Mexico recorded 34,523 murders in 2020 -- a slight decrease compared to 2019 in a country that has been wracked by drug cartel violence, official preliminary figures showed Thursday.
President Andres Manuel Lopez Obrador said "progress has been made" but admitted more work still needed to be done.
Security Undersecretary Ricardo Mejia described it as Mexico's first decrease in homicides since 2014.
The figures presented Thursday contain data from state prosecutors as of December 30 and an average was estimated for the last day of the year, said Mejia.
The overall number of murders was a 0.4 percent decrease compared to 2019, according to the statistics from public security authorities.
The homicide rate per 100,000 inhabitants was 27.01, a decrease of 1.3 percent compared to 2019.
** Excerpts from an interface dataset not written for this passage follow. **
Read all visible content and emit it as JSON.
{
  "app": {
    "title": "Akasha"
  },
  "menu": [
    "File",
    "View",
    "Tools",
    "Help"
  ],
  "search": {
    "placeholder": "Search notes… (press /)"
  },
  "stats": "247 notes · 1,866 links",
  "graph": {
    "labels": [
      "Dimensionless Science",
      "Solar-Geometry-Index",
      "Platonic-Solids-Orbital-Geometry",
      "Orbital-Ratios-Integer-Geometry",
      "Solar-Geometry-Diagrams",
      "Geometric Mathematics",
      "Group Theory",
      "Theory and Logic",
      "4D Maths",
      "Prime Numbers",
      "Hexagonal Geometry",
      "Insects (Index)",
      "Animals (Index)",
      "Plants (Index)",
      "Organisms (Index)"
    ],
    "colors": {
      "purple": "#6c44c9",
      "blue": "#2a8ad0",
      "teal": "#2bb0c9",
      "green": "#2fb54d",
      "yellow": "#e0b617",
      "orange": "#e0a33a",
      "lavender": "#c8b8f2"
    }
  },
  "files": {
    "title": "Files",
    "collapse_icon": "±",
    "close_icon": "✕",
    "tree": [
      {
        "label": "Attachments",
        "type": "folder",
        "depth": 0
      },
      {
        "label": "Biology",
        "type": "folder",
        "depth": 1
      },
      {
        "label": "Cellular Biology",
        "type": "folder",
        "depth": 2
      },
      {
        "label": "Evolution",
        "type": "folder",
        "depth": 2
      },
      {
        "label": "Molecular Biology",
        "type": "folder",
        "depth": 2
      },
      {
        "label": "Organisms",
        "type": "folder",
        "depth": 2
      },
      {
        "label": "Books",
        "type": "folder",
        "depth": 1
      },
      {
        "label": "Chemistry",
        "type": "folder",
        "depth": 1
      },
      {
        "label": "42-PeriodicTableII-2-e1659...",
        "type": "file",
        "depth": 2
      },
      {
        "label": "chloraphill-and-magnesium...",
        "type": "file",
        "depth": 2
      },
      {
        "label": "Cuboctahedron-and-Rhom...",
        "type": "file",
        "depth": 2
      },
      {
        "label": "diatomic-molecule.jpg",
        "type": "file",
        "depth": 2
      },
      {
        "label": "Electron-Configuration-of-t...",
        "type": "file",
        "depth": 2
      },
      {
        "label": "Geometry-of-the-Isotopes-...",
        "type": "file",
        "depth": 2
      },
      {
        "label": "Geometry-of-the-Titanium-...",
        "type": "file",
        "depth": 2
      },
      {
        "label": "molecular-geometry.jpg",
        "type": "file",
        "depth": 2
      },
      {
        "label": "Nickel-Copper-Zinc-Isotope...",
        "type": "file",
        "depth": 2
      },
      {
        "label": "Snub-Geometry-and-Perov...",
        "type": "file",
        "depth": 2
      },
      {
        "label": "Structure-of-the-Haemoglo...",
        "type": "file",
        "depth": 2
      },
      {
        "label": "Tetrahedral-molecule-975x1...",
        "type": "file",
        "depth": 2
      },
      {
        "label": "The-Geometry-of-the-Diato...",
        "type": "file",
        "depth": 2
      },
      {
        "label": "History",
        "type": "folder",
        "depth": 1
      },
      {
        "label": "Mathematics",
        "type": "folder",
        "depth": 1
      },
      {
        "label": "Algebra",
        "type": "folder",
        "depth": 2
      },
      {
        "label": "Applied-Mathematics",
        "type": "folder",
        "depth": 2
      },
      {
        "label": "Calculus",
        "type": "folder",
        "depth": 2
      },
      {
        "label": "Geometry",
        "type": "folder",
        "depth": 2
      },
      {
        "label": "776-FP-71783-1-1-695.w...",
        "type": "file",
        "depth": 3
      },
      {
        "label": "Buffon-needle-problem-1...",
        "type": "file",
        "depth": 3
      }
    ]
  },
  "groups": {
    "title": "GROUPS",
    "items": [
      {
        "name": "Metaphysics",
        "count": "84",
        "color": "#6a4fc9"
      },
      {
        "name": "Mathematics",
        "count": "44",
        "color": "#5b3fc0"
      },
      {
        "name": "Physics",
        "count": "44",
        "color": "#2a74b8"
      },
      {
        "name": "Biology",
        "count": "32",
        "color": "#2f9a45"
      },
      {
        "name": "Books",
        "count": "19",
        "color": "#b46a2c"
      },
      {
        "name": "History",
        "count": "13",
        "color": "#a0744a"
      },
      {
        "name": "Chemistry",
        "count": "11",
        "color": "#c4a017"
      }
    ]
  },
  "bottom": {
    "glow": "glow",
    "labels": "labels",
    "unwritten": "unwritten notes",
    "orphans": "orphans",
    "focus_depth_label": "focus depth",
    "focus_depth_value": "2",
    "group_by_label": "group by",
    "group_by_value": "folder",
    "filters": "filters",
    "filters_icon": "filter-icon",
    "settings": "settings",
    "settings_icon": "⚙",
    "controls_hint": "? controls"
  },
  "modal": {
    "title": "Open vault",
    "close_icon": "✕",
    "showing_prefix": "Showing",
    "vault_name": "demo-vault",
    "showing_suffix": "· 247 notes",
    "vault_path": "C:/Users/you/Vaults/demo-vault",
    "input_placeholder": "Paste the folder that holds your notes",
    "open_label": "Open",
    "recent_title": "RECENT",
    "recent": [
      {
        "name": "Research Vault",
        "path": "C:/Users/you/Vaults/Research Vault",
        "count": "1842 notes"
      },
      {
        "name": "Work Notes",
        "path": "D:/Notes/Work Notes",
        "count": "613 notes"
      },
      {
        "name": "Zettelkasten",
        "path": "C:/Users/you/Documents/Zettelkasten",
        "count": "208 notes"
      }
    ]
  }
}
Lopez Obrador, who took office two years ago, said violence linked to drug trafficking that has roiled the country for more than a decade remains one of the main concerns of Mexicans.
November was the least violent month since Lopez Obrador took office and it is estimated that December will end with a lower number of homicides.
Since the federal government launched a controversial military anti-drug operation in December 2006, more than 300,000 violent deaths have been recorded in Mexico, according to official figures that attribute most to organized crime activity.
Prior to becoming president, Lopez Obrador criticized the military operation, although as president he pushed for the creation of a National Guard made up of elements of the armed forces.
Opponents and critics of the president say security forces should be made up of civilians to safeguard human rights.